Similar ultrastructural changes in the kidney epithelia leading to polyuria and electrolyte wasting as described here for MIM-/- mice were previously detected in mice lacking tight junction component claudin 16 as well as in humans suffering from nephronophthisis (NPHP) and kaliopenic nephropathy. This suggests that defects in cell-cell contacts compromising epithelial integrity can reduce osmotic gradient for effective water reabsorption, and thus lead to polyuria.

Reduced bone mass due to disturbed urinary concentration
In the clinical chemistry screen of the GMC, increased plasma alkaline phosphatase (ALP) levels were detected in MIM null mice, suggesting that they have a higher bone turnover rate compared to wild-type mice. Bone densitometry using dual-energy X-ray absorptiometry (DEXA) in the dysmorphology screen confirmed that both bone mineral content (BMC) and bone content were significantly decreased in MIM mutants. This effect might represent a secondary effect of the kidney defect (e.g. altered calcium homeostasis) because MIM expression is undetectable in developing and adult bones and similar bone abnormalities were previously reported for other mutant animals and human diseases with kidney defects.
In the future, it will be important to determine the exact mechanism by which MIM promotes actin and plasma membrane dynamics to maintain cell-cell contacts in various epithelia, and to elucidate how this activity is linked to metastatic behavior of cancers.

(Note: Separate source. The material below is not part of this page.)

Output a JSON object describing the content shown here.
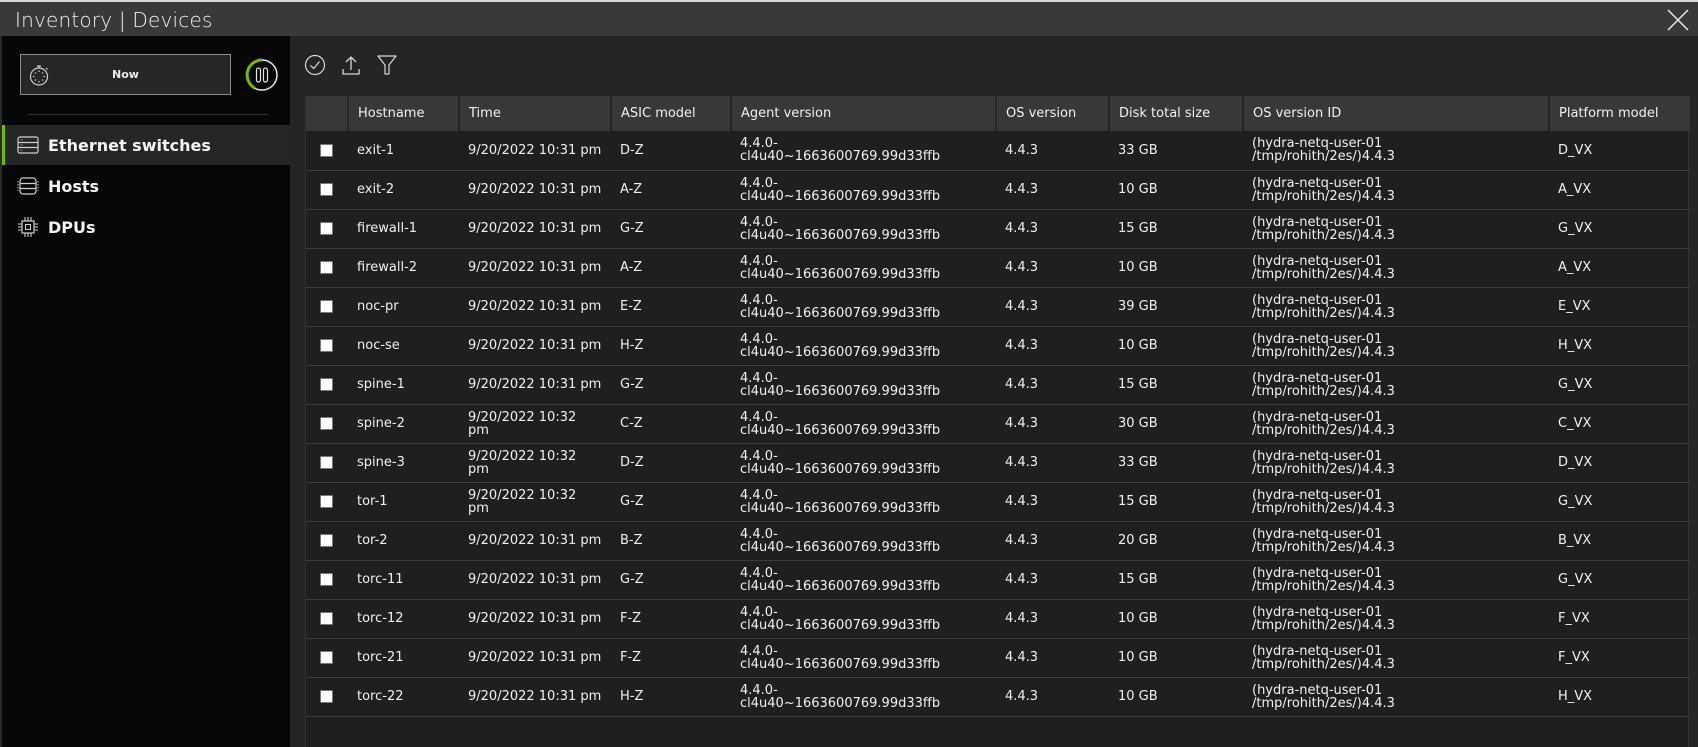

Missing-in-metastasis is required for kidney epithelia integrity but is dispensable for Sonic hedgehog signaling, Mattila et al., J Cell Sci. 2011 Apr 15;124(Pt 8):1245-55. Epub 2011 Mar 15.